US concerned over South Sudan peace deal delays
The US embassy in South Sudan has expressed concern over "continued delays" in the implementation of the September 2018 peace deal.
Since the formation of the presidency in February, there have been delays in the establishment of a national legislative assembly and the continued absence of state and county administrations.
"Five months after the launching of the transitional government, we note continued and persistent delays in the establishment of a transitional national legislative assembly, the continued dispute over the governorship of Upper Nile, and the continued absence of empowered state and county administrations," the embassy said in a statement today.
The embassy underscored that the people of South Sudan deserve a budget that is transparent and that everybody can comment upon, that reflects the new and deeply altered economic situation.
"Instead, the leadership of South Sudan has merely extended the provisions of a previous budget that has no legislative oversight with no information that people can discuss or see, to say where the money is going. Instead, the people of South Sudan once again must wait in vain for the leadership of the government to do the right thing," it said.
"They also mean that the ambitious reform agenda established by the parties in the peace agreement is languishing. We applaud the work being done by many ministries to plan for their role in implementing these reforms; however, we note that time is passing quickly with no movement on a complex array of priorities. The permanent constitutional process, economic governance reforms, and transitional justice institutions are priorities that cannot wait," it added.
The embassy noted that there is no doubt that COVID-19 is a very real threat, and has affected the way people do things every day. It, however, urged South Sudan’s leaders to continue doing what needs to be done to govern the country.
"It is a time when some meetings can be done remotely, it is a time when some meetings have to be managed more carefully, but it is not a time or an excuse to stop doing what needs to be done to govern a country.

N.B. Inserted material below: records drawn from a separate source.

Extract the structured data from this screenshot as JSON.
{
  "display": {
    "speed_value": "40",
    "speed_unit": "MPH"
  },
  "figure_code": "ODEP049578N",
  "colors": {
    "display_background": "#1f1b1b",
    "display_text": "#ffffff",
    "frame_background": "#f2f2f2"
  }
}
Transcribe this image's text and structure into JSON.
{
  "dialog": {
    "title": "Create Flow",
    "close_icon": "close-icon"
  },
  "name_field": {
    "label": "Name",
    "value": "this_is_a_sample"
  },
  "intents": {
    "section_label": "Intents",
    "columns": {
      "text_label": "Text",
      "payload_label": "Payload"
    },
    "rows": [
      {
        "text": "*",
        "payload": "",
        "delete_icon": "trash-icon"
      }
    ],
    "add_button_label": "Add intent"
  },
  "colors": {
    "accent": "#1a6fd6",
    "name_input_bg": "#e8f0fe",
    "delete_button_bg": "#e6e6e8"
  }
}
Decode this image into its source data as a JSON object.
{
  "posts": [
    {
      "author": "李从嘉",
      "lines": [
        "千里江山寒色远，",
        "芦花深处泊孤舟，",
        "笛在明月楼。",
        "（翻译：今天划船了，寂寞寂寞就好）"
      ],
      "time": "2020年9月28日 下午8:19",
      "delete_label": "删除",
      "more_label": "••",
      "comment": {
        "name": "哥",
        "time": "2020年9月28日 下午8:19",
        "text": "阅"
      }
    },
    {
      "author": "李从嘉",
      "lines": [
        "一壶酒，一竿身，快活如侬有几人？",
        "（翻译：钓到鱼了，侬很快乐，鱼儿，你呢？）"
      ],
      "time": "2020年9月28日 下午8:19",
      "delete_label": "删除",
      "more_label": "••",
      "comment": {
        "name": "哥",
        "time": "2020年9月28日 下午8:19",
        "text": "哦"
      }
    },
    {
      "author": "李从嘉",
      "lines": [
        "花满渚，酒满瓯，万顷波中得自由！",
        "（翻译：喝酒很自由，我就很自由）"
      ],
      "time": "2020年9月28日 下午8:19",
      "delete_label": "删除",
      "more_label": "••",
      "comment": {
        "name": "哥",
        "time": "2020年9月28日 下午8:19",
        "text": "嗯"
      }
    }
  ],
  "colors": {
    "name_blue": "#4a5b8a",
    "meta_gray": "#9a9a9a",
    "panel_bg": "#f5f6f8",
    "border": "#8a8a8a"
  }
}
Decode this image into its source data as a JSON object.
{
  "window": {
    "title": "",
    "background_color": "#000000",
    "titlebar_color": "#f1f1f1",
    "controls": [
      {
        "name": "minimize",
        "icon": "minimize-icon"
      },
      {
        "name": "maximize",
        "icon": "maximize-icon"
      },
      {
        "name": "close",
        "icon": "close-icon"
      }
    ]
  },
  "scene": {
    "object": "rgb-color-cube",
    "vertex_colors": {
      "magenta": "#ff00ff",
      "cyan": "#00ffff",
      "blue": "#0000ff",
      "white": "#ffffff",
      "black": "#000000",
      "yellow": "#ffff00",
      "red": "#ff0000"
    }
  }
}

The meetings of the collective presidency should not be affected by COVID-19, the council of ministers should be meeting now. The business of accountable governance must and should proceed even in these trying times," the embassy said.